The operation began in June this year when New Zealand Customs Service officers recovered 18.3 kilograms of cocaine concealed on the exterior of the ship MV Tampa as it arrived in Auckland Harbour.
New Zealand Customs Service officers removed the drugs and the metal pod they were concealed in from the MV Tampa before it left Auckland and passed the information on to Australian authorities.
Australian Customs monitored the MV Tampa as it passed through Australian waters in July and the Australian Federal Police identified a number of persons of interest.
New Zealand Customs Service then searched a second container ship, the MV Taronga, when it berthed in Auckland in late September. They found 8.7 kilograms of cocaine concealed in the same manner as the earlier shipment.
The 8.7 kilograms of cocaine found on the MV Taronga was substituted with an inert substance and reattached to the ship by New Zealand Customs Service as part of a major intelligence and surveillance operation involving the AFP, Australian Customs, Victoria Police, Queensland Police and Western Australia Police.
Mr Campbell acknowledged the cooperation extended to New Zealand Customs Service by the shipping company and said there was nothing to suggest any involvement by the company or crew.
New Zealand and Australian authorities believed the drugs were destined for the Australian market and enquiries are ongoing with international law enforcement parties in South America to determine the origin of the drugs.
One man is expected to appear before Wyong Local Court today, while the other is set to appear before Sydney Central Local Court.
They were each charged with one count of attempting to import commercial quantities of border controlled drugs, and conspiracy to import commercial quantities of border controlled drugs under the Criminal Code Act 1995.

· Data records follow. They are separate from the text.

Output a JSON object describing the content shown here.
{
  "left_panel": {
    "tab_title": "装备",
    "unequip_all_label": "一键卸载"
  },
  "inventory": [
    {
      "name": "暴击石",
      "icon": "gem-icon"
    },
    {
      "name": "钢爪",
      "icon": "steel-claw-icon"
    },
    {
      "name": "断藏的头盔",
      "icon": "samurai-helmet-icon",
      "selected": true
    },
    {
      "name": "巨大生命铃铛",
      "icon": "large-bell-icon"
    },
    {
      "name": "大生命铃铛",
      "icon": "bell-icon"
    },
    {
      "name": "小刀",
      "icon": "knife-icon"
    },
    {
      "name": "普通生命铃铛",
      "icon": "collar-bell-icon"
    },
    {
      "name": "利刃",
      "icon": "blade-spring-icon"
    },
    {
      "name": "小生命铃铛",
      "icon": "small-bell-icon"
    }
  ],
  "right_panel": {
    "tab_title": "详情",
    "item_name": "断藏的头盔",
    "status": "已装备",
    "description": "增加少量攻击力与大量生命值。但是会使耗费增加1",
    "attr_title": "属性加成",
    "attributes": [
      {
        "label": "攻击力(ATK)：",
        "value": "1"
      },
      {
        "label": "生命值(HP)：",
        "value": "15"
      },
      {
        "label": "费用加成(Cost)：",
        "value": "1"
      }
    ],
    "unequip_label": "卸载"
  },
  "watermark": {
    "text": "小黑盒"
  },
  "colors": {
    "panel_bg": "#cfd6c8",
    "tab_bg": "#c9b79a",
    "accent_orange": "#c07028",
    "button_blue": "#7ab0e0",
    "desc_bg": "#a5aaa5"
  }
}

The maximum penalty for drug smuggling offences in Australia is $825,000 and/or life imprisonment.
Images are available on the Media Centre on Customs website: www.customs.govt.nz.